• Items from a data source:
:::

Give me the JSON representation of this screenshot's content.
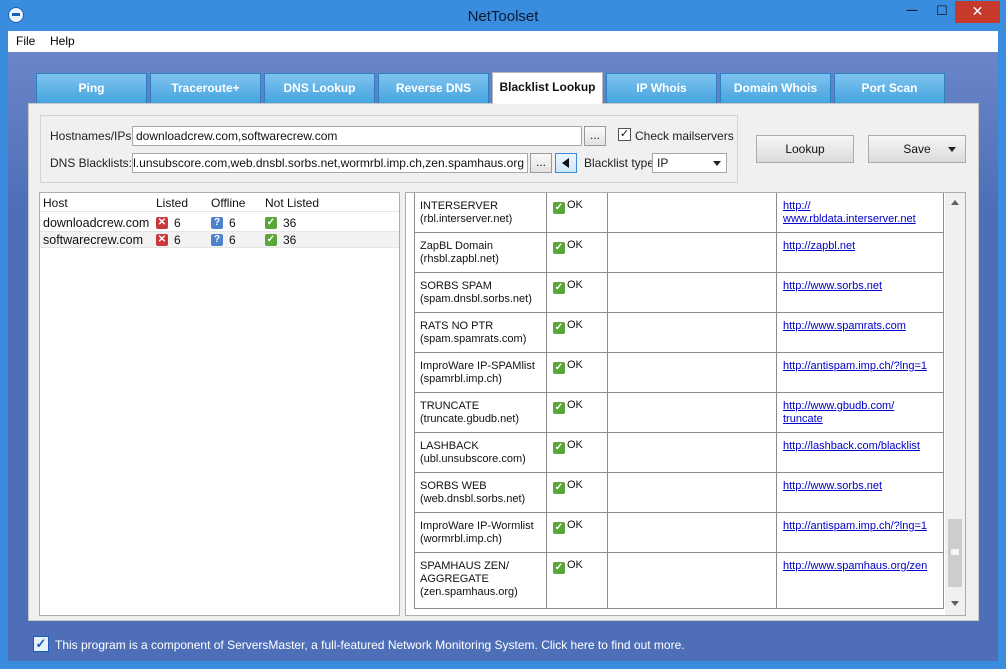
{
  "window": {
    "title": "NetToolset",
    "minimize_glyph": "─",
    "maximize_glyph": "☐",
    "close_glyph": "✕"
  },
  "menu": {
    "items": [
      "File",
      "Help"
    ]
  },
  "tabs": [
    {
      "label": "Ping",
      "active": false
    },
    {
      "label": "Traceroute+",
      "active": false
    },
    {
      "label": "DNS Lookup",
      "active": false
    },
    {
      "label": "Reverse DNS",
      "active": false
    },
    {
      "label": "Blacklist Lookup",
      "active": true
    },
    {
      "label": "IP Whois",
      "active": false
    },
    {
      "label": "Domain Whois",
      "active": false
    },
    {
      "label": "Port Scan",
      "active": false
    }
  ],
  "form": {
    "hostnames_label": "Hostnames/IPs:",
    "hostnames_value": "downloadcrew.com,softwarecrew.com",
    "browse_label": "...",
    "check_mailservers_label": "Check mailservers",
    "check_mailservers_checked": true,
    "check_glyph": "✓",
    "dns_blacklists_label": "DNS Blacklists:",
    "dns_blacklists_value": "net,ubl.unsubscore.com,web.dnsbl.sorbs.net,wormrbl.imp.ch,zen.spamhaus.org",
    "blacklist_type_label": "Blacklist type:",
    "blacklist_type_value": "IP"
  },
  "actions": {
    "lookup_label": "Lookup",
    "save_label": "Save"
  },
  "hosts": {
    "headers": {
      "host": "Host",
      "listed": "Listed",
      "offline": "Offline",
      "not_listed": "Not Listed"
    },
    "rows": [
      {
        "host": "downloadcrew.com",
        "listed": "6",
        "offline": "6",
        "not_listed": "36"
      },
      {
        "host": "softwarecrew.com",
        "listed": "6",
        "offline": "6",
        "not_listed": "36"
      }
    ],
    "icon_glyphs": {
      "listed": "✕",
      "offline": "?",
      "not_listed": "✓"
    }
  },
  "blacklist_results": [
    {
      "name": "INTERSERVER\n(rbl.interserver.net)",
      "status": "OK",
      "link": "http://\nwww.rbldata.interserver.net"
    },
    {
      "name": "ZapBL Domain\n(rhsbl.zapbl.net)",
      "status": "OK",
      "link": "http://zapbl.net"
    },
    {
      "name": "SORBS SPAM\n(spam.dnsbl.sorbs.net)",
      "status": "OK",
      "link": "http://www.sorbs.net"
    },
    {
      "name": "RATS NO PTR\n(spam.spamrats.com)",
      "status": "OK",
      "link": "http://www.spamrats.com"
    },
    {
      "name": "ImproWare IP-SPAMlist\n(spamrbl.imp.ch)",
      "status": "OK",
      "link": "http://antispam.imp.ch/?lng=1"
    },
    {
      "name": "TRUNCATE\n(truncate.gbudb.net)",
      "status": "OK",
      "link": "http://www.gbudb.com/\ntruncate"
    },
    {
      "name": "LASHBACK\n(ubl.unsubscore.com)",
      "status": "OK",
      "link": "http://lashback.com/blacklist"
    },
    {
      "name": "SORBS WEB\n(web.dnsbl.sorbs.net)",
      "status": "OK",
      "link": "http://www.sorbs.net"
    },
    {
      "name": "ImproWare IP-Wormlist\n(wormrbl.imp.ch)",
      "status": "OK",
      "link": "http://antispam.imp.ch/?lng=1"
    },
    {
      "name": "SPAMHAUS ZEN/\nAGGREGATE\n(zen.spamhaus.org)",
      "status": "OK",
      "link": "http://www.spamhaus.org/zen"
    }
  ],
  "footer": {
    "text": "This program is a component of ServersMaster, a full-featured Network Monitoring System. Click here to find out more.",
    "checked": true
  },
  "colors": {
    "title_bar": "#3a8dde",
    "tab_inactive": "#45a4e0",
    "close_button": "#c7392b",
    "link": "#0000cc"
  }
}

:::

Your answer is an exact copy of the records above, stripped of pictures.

Give me the JSON representation of this screenshot's content.
{
  "window": {
    "title": "NetToolset",
    "minimize_glyph": "─",
    "maximize_glyph": "☐",
    "close_glyph": "✕"
  },
  "menu": {
    "items": [
      "File",
      "Help"
    ]
  },
  "tabs": [
    {
      "label": "Ping",
      "active": false
    },
    {
      "label": "Traceroute+",
      "active": false
    },
    {
      "label": "DNS Lookup",
      "active": false
    },
    {
      "label": "Reverse DNS",
      "active": false
    },
    {
      "label": "Blacklist Lookup",
      "active": true
    },
    {
      "label": "IP Whois",
      "active": false
    },
    {
      "label": "Domain Whois",
      "active": false
    },
    {
      "label": "Port Scan",
      "active": false
    }
  ],
  "form": {
    "hostnames_label": "Hostnames/IPs:",
    "hostnames_value": "downloadcrew.com,softwarecrew.com",
    "browse_label": "...",
    "check_mailservers_label": "Check mailservers",
    "check_mailservers_checked": true,
    "check_glyph": "✓",
    "dns_blacklists_label": "DNS Blacklists:",
    "dns_blacklists_value": "net,ubl.unsubscore.com,web.dnsbl.sorbs.net,wormrbl.imp.ch,zen.spamhaus.org",
    "blacklist_type_label": "Blacklist type:",
    "blacklist_type_value": "IP"
  },
  "actions": {
    "lookup_label": "Lookup",
    "save_label": "Save"
  },
  "hosts": {
    "headers": {
      "host": "Host",
      "listed": "Listed",
      "offline": "Offline",
      "not_listed": "Not Listed"
    },
    "rows": [
      {
        "host": "downloadcrew.com",
        "listed": "6",
        "offline": "6",
        "not_listed": "36"
      },
      {
        "host": "softwarecrew.com",
        "listed": "6",
        "offline": "6",
        "not_listed": "36"
      }
    ],
    "icon_glyphs": {
      "listed": "✕",
      "offline": "?",
      "not_listed": "✓"
    }
  },
  "blacklist_results": [
    {
      "name": "INTERSERVER\n(rbl.interserver.net)",
      "status": "OK",
      "link": "http://\nwww.rbldata.interserver.net"
    },
    {
      "name": "ZapBL Domain\n(rhsbl.zapbl.net)",
      "status": "OK",
      "link": "http://zapbl.net"
    },
    {
      "name": "SORBS SPAM\n(spam.dnsbl.sorbs.net)",
      "status": "OK",
      "link": "http://www.sorbs.net"
    },
    {
      "name": "RATS NO PTR\n(spam.spamrats.com)",
      "status": "OK",
      "link": "http://www.spamrats.com"
    },
    {
      "name": "ImproWare IP-SPAMlist\n(spamrbl.imp.ch)",
      "status": "OK",
      "link": "http://antispam.imp.ch/?lng=1"
    },
    {
      "name": "TRUNCATE\n(truncate.gbudb.net)",
      "status": "OK",
      "link": "http://www.gbudb.com/\ntruncate"
    },
    {
      "name": "LASHBACK\n(ubl.unsubscore.com)",
      "status": "OK",
      "link": "http://lashback.com/blacklist"
    },
    {
      "name": "SORBS WEB\n(web.dnsbl.sorbs.net)",
      "status": "OK",
      "link": "http://www.sorbs.net"
    },
    {
      "name": "ImproWare IP-Wormlist\n(wormrbl.imp.ch)",
      "status": "OK",
      "link": "http://antispam.imp.ch/?lng=1"
    },
    {
      "name": "SPAMHAUS ZEN/\nAGGREGATE\n(zen.spamhaus.org)",
      "status": "OK",
      "link": "http://www.spamhaus.org/zen"
    }
  ],
  "footer": {
    "text": "This program is a component of ServersMaster, a full-featured Network Monitoring System. Click here to find out more.",
    "checked": true
  },
  "colors": {
    "title_bar": "#3a8dde",
    "tab_inactive": "#45a4e0",
    "close_button": "#c7392b",
    "link": "#0000cc"
  }
}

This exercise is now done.